Fault lines exposed in Brazil’s local content row

Industry groups and oil players clash as debate enters key month for country’s stalled sector

Brazil’s oil sector has entered a decisive month in terms of local content as policy makers try to kick-start the country’s stalled industry and lay foundations for more sustainable growth.

The debate has exposed a fault line between industry asssociations, pro-industry officials and trade unions on the one side and oil companies and Finance Ministry officials on the other.

A special committee, involving top officials from several Brazilian ministries, was due to meet as Upstream went to press and was said to be edging closer to a decision on local content rules governing licensing rounds planned for later this year.

The committee, known by its acronym Pedefor, was split between one side advocating a broadly stated local content requirement of up to 40% and another in favour of keeping several different categories, each with its own minimum percentage requirement.

The first camp believe that the way forward is through a much more flexible policy that places efficiency and higher oil output among its prime objectives.

The second group leans toward maintaining a segmented approach to give Brazilian industry closer support on the road to become globally competitive.

Some industry groups have been lobbying hard to keep at least five different categories of local content — covering goods, services, engineering, auxiliary systems and infrastructure.

One area of apparent concensus is that Brazil will move away from a system where bidders can score points by offering local content percentages, which critics say has led to some ill thought out commitments and a backlog of penalties.

This emotionally-charged debate over local content has run so long that it has begun to put aspects of Brazil’s ambitious licensing round plans in doubt.

Four such events are planned in 2017, and for two of them — a planned offering of exploration concessions and one of two promised offerings of pre-salt acreage — the rules on local content are not yet in place.

Petrobras has tried to go on the offensive, telling members of the Pedefor committee that 36 billion reais ($11.6 billion) would be lost to public purse between 2014 and 2021 because of late deliveries of pre-salt production platforms with very high local content and the subsequent impact on investment plans.

The culprits include six “replicant” floating production, storage and offloading vessels for the Lula field and four units that will eventually be deployed on Buzios.

In its report, submitted to a government committee on local content, Petrobras highlighted the case of the P-70 and P-71 FPSOs that are now due on stream in 2019, three years late.

Studies on Brazilian costs and competitiveness by IHS Energy were quoted by Petrobras in its waiver claim for local content on the Libra project, but also found their way into the Brazilian press.

One report claimed that streamlining the rules could help boost Brazil’s production by 1 million barrels per day by 2025 and increase investment by 40 billion reais.

In this scenario, the report suggested, 7 billion reais would still be spent locally.

Brazilian machine industry association Abimaq responded with its own document, claiming that pulling the rug on local content policies would throw another 1 million Brazilians out of work.

Abimaq also complained that Brazil’s complex and onerous tax regime was the main reason local companies struggled to compete.

This particular gripe is likely to surface again next month if Brazil fulfils its promise to extend a long-running tax loophole that shields imported oil sector equipment from taxes that would otherwise cause the industry to grind to a halt.

Appeals for simplification and harmonisation of the tax system have so far fallen on deaf ears.

“The Brazilian capacity to get stuck in a rut on certain themes is breathtaking.

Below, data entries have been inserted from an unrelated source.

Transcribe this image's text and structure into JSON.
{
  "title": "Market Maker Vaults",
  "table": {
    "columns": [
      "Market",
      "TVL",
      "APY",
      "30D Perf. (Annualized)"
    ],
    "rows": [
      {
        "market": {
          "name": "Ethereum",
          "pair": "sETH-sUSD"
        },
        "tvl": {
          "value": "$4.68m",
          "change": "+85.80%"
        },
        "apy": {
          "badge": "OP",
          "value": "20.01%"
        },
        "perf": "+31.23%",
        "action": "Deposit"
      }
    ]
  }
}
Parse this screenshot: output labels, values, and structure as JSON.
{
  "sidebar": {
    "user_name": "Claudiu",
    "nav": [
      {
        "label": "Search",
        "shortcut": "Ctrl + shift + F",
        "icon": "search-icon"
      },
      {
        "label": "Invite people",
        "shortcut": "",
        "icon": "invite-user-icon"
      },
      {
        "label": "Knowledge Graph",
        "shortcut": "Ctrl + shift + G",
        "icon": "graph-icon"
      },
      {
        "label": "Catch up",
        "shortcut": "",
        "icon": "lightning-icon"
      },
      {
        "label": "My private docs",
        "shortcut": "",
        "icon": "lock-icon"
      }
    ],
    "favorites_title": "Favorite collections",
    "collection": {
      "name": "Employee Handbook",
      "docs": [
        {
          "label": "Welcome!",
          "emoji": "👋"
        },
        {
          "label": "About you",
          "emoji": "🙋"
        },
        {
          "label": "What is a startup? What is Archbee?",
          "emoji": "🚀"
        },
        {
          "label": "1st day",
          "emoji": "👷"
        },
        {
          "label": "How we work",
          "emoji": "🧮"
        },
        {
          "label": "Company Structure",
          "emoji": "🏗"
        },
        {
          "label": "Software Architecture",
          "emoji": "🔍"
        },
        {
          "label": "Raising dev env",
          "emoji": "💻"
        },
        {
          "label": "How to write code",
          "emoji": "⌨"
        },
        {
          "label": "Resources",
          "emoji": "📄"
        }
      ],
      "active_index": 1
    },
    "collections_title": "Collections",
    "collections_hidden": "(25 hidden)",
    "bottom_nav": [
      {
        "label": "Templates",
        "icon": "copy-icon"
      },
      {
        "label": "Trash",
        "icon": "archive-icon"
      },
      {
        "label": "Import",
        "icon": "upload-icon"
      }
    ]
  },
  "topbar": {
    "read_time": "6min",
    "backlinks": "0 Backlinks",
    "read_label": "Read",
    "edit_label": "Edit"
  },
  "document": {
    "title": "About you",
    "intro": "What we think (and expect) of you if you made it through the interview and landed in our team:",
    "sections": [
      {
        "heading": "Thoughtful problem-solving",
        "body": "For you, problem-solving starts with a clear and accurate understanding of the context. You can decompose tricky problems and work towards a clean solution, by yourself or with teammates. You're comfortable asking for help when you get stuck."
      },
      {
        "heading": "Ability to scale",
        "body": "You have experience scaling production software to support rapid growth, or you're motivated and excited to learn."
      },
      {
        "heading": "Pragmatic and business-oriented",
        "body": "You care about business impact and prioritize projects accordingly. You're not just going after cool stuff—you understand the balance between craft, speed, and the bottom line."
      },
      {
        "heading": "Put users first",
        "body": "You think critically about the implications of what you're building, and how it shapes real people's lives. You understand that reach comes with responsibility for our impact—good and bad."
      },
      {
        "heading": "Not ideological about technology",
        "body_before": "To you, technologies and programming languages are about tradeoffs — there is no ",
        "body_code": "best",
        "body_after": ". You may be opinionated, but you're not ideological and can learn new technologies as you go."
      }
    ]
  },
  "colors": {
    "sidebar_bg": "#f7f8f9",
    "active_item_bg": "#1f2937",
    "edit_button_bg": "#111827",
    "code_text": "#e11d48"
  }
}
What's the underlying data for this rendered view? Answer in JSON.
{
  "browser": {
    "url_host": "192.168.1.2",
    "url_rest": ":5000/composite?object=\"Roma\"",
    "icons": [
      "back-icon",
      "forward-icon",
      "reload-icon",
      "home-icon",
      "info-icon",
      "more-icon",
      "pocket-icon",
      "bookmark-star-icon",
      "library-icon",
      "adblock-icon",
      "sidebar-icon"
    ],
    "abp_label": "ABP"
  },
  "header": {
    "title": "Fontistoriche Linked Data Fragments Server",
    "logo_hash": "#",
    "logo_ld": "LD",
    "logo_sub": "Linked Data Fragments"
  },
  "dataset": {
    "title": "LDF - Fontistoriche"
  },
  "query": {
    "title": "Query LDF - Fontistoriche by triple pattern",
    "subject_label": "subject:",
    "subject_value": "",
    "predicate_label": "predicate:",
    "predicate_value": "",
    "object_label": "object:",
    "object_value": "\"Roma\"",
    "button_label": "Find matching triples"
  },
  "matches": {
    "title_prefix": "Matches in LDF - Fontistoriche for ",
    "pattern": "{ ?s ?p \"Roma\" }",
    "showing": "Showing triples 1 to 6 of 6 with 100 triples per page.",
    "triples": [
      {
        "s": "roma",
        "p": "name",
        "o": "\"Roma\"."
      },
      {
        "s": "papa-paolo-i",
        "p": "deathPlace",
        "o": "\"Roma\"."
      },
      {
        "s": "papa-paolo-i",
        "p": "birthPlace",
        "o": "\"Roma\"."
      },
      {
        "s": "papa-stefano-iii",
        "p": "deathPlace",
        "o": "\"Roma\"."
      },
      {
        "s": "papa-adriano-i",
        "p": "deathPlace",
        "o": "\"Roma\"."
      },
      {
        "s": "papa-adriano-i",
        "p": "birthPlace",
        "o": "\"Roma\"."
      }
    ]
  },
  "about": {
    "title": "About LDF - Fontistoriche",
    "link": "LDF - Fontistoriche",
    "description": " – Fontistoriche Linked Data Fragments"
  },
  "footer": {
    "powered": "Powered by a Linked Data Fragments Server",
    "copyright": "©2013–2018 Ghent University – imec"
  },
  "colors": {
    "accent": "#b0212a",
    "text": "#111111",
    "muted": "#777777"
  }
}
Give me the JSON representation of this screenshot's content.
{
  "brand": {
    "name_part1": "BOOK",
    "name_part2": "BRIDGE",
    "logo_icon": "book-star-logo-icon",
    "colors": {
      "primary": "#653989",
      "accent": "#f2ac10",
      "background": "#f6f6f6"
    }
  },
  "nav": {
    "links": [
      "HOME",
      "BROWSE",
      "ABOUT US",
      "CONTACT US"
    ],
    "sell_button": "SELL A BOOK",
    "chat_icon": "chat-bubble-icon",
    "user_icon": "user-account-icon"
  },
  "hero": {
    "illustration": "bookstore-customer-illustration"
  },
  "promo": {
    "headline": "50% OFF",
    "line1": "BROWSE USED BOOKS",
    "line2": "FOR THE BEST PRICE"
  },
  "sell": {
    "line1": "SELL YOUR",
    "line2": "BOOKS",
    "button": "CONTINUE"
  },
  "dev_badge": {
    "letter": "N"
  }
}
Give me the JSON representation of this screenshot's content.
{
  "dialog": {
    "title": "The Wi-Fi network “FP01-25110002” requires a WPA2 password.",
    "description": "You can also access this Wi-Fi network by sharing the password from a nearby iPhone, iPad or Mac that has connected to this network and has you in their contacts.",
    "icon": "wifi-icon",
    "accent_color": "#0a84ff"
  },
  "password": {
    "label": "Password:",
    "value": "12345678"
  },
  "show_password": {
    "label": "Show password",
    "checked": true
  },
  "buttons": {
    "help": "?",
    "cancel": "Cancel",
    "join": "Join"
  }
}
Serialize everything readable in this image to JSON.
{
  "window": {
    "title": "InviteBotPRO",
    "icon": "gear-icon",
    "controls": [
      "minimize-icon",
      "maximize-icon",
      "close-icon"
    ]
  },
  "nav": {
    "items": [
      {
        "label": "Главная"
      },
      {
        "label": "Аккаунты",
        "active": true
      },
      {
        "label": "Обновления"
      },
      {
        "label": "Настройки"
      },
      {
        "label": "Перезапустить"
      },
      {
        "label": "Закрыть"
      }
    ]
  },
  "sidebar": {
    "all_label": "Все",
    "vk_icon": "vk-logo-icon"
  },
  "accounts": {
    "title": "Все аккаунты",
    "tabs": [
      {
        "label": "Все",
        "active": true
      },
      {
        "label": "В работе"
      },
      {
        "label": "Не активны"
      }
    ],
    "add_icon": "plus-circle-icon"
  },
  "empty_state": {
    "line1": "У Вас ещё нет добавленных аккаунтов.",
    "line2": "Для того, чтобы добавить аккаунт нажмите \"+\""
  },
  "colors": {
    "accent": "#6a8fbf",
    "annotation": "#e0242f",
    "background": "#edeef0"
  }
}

The local content debate has been stuck in the same mould since the pre-salt discoveries. It’s as if we face a choice between two extremes,” said David Kupfer, director of the energy institute at the federal university of Rio de Janeiro, who also heads a thinktank on competitiveness.

Kupfer suggested dropping the highly prescriptive local content tables used by Brazil over the past decade and basing a new policy that allows investors to enjoy considerable freedom over what they spend locally.

“We can see the errors of past strategies, based on the carrot of huge demand and the stick of penalties,” he said.

Nevertheless, Kupfer spoke optimistically about Brazil’s capacity to develop internationally competitive segments.

“Brazil has the scale to allow local industry to close the gap to attain international standards of efficiency,” he said.